EXERCISE DIRECTIONS >> The response should contain only those lines of the entries below that include the string "Daily".

[Entries from a dataset of interfaces]
══════════

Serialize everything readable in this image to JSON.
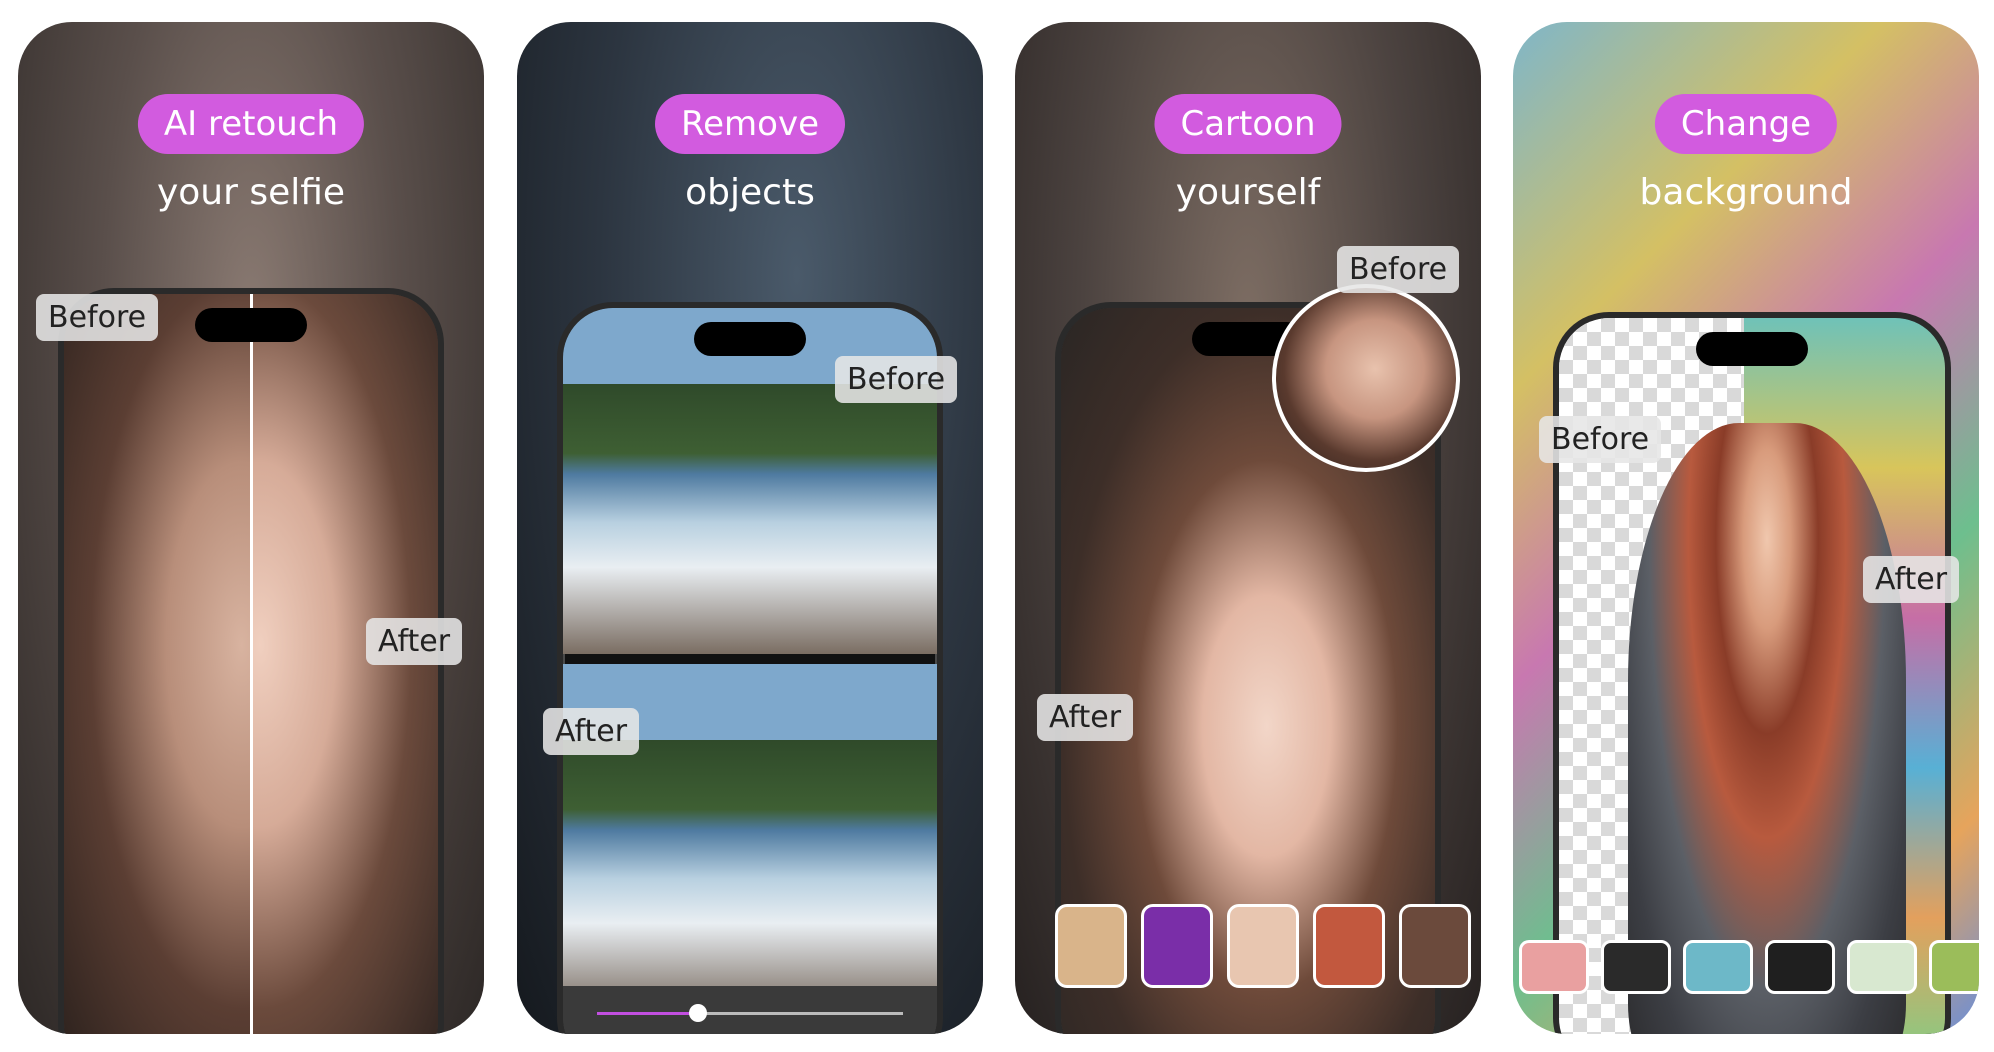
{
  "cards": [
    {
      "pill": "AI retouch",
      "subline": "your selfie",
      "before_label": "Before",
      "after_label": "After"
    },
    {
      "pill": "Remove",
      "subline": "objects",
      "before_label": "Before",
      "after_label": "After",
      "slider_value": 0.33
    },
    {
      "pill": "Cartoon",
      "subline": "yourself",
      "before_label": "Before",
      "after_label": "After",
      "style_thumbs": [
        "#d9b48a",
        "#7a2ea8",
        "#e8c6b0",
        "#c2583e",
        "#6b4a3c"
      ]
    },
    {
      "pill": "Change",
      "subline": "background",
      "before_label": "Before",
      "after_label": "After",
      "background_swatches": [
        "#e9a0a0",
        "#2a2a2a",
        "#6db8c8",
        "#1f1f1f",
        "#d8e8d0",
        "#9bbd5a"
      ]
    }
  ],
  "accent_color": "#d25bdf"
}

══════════

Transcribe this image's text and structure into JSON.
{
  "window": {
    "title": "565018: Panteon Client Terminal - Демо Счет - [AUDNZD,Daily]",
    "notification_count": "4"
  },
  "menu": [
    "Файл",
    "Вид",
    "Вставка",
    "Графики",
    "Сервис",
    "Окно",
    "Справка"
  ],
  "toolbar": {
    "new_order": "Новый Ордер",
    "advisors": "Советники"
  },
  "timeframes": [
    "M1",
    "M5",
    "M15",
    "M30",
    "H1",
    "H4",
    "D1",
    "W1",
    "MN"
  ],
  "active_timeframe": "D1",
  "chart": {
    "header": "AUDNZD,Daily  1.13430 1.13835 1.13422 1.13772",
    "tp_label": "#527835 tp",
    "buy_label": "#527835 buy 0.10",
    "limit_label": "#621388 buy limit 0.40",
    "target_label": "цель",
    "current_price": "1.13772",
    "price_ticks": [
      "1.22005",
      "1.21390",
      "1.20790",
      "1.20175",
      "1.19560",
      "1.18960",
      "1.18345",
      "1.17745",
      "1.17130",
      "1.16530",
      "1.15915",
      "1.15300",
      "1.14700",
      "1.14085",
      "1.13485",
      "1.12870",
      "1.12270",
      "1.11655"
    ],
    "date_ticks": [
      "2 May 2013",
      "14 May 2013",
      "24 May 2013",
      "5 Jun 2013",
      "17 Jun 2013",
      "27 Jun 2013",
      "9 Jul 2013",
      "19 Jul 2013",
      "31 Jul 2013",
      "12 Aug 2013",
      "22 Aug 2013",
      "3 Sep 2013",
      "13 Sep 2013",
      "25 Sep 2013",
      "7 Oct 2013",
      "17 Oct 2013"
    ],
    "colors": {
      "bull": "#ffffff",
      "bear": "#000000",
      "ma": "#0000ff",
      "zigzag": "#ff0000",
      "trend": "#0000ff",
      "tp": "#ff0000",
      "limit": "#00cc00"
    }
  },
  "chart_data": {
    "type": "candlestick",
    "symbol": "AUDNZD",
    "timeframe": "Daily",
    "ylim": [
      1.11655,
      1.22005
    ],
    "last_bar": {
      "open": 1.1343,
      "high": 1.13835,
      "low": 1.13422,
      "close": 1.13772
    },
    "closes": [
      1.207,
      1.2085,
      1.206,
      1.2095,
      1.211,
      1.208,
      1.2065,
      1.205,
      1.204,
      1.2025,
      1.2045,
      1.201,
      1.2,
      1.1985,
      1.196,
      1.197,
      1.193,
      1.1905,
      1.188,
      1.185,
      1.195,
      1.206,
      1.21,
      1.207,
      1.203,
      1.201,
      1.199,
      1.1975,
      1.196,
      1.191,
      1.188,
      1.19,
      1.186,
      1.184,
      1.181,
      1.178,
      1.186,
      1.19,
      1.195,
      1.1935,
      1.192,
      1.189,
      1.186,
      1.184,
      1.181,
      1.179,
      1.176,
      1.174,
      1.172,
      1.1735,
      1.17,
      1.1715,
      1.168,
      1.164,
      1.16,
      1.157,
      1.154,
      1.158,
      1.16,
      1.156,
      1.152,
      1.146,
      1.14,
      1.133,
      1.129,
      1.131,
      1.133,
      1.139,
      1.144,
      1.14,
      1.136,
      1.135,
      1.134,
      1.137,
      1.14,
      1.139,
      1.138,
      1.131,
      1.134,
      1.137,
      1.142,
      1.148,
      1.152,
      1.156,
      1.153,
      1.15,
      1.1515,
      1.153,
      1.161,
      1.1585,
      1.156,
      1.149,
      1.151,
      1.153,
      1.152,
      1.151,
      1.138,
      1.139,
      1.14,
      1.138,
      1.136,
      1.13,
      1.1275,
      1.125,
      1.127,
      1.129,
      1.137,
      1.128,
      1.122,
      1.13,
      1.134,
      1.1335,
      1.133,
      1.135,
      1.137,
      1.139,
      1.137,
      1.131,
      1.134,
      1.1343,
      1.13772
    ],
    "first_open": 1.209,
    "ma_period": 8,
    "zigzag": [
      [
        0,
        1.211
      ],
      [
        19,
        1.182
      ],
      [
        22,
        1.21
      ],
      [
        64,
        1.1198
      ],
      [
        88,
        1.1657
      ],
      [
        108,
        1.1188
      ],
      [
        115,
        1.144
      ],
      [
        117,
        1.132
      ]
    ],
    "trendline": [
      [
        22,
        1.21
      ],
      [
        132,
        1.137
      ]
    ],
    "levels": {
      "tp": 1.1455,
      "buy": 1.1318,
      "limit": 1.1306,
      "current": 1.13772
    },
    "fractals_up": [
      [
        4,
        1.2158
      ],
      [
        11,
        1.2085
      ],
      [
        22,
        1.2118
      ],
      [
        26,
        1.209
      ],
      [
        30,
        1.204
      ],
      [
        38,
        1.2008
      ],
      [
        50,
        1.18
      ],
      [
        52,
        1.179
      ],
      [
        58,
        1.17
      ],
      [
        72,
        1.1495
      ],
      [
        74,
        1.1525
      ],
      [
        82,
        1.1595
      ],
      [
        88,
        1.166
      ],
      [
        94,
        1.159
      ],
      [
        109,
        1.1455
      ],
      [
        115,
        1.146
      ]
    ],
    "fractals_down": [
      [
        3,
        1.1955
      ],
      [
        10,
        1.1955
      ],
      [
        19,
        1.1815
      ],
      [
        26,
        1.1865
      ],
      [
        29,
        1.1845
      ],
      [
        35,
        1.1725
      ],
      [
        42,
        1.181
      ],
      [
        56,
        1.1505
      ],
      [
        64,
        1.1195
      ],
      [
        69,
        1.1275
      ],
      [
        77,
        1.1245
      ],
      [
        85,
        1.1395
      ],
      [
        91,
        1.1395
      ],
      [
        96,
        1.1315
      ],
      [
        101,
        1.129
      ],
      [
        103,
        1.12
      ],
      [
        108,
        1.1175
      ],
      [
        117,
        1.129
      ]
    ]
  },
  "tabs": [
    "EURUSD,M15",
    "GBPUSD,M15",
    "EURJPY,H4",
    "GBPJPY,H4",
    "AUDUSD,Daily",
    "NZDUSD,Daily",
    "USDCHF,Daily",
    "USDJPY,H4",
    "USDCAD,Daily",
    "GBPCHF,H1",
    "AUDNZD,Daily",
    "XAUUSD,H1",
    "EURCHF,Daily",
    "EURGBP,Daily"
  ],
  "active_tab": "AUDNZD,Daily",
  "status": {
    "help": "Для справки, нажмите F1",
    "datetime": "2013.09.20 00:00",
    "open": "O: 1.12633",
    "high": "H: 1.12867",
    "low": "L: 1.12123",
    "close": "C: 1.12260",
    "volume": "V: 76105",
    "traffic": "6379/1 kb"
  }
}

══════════

SOLUTION TO THIS PROBLEM >>
    "title": "565018: Panteon Client Terminal - Демо Счет - [AUDNZD,Daily]",
    "header": "AUDNZD,Daily  1.13430 1.13835 1.13422 1.13772",
    "timeframe": "Daily",
    "AUDUSD,Daily",
    "NZDUSD,Daily",
    "USDCHF,Daily",
    "USDCAD,Daily",
    "AUDNZD,Daily",
    "EURCHF,Daily",
    "EURGBP,Daily"
  "active_tab": "AUDNZD,Daily",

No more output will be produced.